Does Hope Fly or Float?
Emily Dickinson compared hope to“the thing with feathers.”
The Sandra Bullock movie title said “Hope Floats."
Which is it? Does hope fly away like a startled bird? Or does it always float and never sink?
I think it depends on what anchors your hope; or rather, who.
I’ve hoped for things that never happened. Two years ago, I hoped to land a book contract for a manuscript close to my heart. I really thought I had the right subject, the right time, and the right publisher. Hope was feathered all right and bolted quickly.
Other times, I hoped for a change, an opening, a solution. And it came, floating to me like a message in a bottle. Why doesn’t it always come that way?
Advent is time to think on such things. It is waiting time. Hoping time.
The world that waited that first Christmas hoped for God to break into their hopelessness. The first Christmas should remind us that God doesn’t bring what we think is best. He meets our hope with resources that we couldn’t imagine. Like God in flesh or virgin birth. I would have dismissed angel announcements unless they happened to me. I would never have understood that a baby in a manger in a stable was my hope. My own distracted, misplaced focus makes hope a thing with feathers that flies away. I lose hope when what I thought would make a difference doesn’t happen.
God tells me I have it backwards. I must anchor my hope in God and His resources and especially His timing.
Hope starts in God’s heart, not in mine. I let Christmas hope, Emanuel, God-at-my door, come to where I am in my neediness, insecurity, fear and sometimes downright hopeless predicament. I don’t go ahead. I don’t go against. I don’t fill that time with my best answer.
When I wait, hoping for the God of all Hope to come, hope floats; hope never flies away. Hope brings me the presence of God before it becomes any tangible thing or way or plan. Hope brings the securing embrace of God so that I will wait for His time.
My hope is built is built on nothing less
Than Jesus’s blood and righteousness.
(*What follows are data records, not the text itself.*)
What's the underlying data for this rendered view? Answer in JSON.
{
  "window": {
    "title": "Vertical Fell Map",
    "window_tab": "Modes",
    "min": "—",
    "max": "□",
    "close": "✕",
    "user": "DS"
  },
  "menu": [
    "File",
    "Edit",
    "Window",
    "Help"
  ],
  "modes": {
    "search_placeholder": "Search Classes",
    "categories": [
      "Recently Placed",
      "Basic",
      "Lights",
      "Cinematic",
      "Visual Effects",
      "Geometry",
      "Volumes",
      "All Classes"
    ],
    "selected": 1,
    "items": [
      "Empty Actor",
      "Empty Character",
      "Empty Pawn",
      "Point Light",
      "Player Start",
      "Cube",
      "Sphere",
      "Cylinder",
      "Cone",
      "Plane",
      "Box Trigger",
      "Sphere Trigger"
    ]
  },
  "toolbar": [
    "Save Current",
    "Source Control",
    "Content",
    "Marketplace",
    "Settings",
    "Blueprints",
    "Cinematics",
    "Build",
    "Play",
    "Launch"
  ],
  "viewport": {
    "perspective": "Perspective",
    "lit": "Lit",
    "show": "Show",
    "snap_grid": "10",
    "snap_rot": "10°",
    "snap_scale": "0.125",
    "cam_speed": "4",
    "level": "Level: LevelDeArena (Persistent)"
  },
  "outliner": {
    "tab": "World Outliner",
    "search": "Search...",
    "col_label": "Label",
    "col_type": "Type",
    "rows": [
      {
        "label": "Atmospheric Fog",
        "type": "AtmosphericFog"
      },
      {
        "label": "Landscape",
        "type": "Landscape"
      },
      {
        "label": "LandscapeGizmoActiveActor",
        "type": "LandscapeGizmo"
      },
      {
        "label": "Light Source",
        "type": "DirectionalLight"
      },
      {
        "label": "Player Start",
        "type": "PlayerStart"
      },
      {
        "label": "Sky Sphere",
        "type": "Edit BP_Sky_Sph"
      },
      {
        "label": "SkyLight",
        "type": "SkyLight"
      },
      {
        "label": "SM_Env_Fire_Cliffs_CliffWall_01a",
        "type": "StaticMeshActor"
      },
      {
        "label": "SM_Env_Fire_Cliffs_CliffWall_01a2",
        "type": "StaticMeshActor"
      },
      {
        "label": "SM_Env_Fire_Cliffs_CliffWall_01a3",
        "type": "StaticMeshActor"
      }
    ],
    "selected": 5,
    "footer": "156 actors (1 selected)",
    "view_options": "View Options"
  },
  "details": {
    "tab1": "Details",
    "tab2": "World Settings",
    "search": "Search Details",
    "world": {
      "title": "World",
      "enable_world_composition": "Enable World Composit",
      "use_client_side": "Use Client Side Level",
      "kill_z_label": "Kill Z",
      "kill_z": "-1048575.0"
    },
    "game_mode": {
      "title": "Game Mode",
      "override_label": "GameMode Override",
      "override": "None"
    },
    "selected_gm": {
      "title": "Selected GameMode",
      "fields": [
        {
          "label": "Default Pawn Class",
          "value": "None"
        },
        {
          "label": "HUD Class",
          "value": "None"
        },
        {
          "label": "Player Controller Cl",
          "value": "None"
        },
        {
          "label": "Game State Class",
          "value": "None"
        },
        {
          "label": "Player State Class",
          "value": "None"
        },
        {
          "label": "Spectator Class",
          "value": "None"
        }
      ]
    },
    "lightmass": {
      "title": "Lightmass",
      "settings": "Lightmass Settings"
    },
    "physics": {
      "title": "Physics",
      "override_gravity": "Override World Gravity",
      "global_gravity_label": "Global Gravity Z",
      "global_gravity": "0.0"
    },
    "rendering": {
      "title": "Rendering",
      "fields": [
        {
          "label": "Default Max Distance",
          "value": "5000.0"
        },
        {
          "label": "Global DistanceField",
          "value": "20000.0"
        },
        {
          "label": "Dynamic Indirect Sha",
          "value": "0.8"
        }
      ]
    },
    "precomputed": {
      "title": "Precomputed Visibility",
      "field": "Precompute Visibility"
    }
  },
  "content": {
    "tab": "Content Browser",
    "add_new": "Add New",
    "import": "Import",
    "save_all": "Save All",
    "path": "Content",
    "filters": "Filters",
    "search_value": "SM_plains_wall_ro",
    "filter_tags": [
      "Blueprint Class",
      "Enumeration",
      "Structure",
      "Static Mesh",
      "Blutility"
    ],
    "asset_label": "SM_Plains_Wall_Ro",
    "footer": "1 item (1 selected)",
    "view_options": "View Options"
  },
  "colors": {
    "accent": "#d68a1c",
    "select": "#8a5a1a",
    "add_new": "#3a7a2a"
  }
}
When I wait in Advent hope, I don’t wait for something that may or may not happen. I wait for God to bring the right answer, the right person, the right connection, at the right time.
Hope defined any other way will fly more times that it will float.